  • Adopting more integrated guidelines and standards on sustainability issues, to facilitate consumer understanding and help companies operate across borders (for instance: standardised pan-EU labelling on food, highlighting both health and environmental sustainability aspects).
  • Apply the changing EU agendas (such as the Multi Annual Financial Framework 2021-27 and the European Semester) to ensure economic guidelines and guidance that drive ‘triple-wins’ and sustainability priorities. Ensure for example that the prospective European Green Deal and Just Transition Fund support a fair and circular green economy, green finance, and lead to equitable jobs, and that programmes such as Invest EU, the EU Structural and Investment Funds, Horizon Europe and the Common Agricultural Policy are also aligned with new more sustainable economic models.
  • Explore joining existing and emerging sectoral initiatives (e.g. nutritional and sustainability labelling in the food system environment) to support a socially just transition to a greener and healthier EU economy.
  • Strengthen measures related to the single market and trade agreements to encourage and incentivise more sustainable ‘triple-win’ practices.


INHERIT triple-win case studies

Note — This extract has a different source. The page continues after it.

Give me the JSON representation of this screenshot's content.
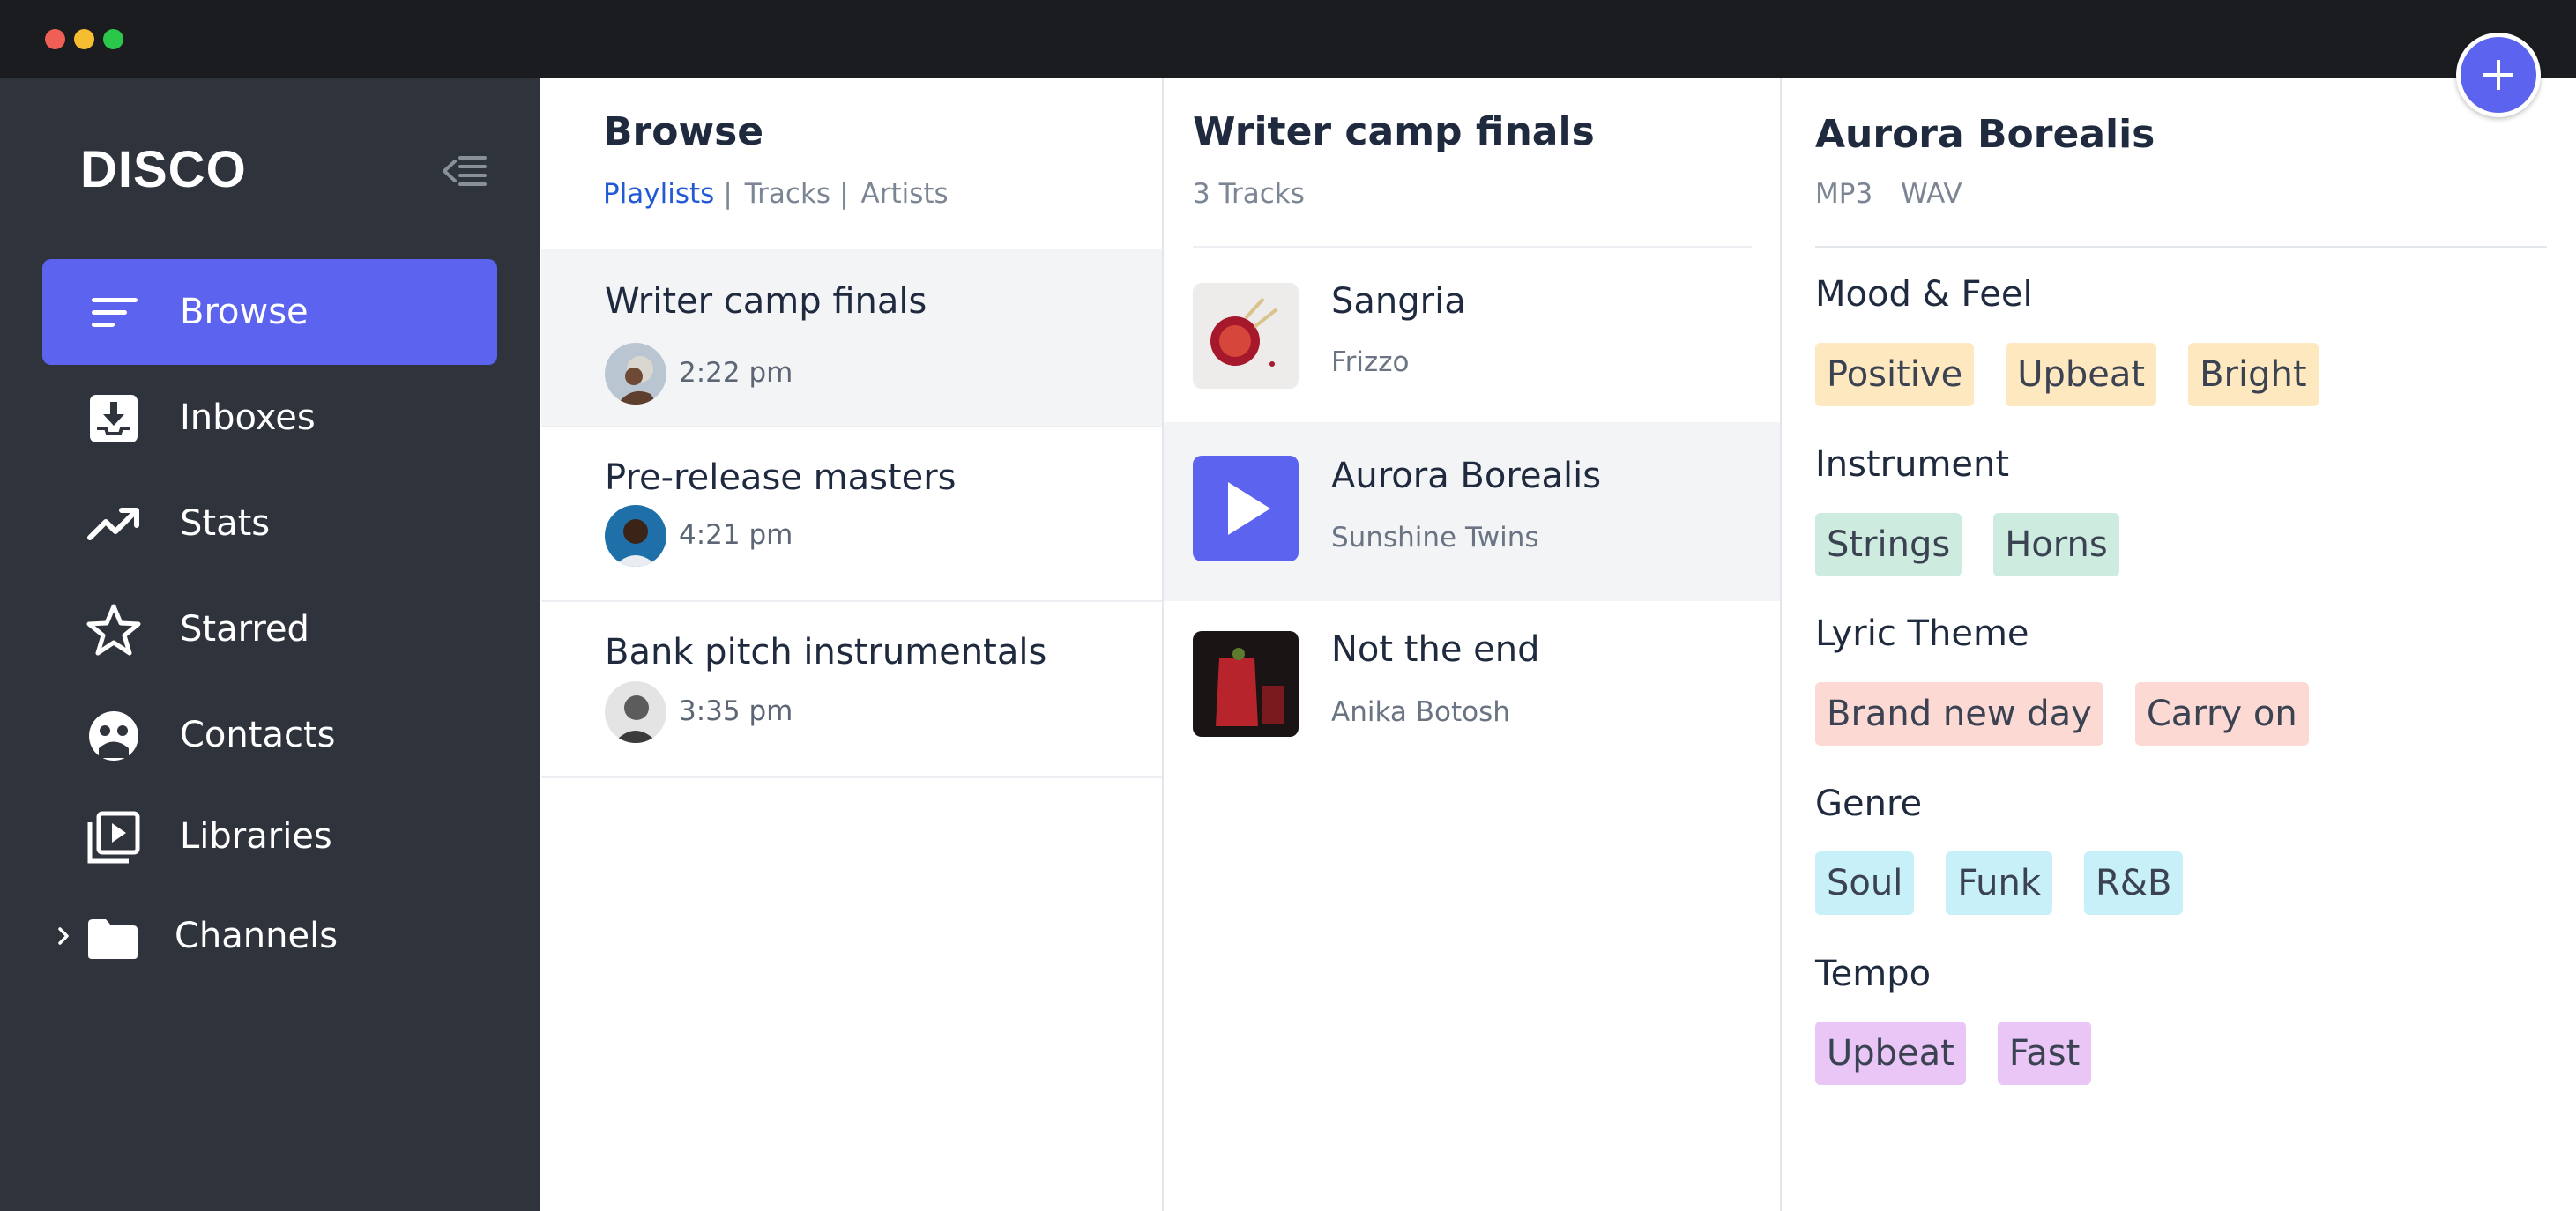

More information on the INHERIT case studies can be found in the Annex: triple-win case studies


Online platform in Portugal that links rural producers directly with consumers, cutting out intermediaries and contributing to a shorter food-supply chain. Would benefit from a short-food supply chain certification.

Tool: INHERIT Promising practice database


IT tool (website and apps) that scores products on the basis of health, environment, human rights and animal welfare considerations. It covers products available in a number of affiliated supermarket chains in the Netherlands.

Additional Reading from INHERIT

Business Roundtable (EU)

EU-level INHERIT Policy Roundtable report (2019) Sustainable Business in 2019: An Intersectoral Dialogue. EuroHealthNet and Philips: Brussels.

2020-01-17T12:09:59+01:00November 26, 2019|Keys themes|Comments Off on 6. Private sector guidance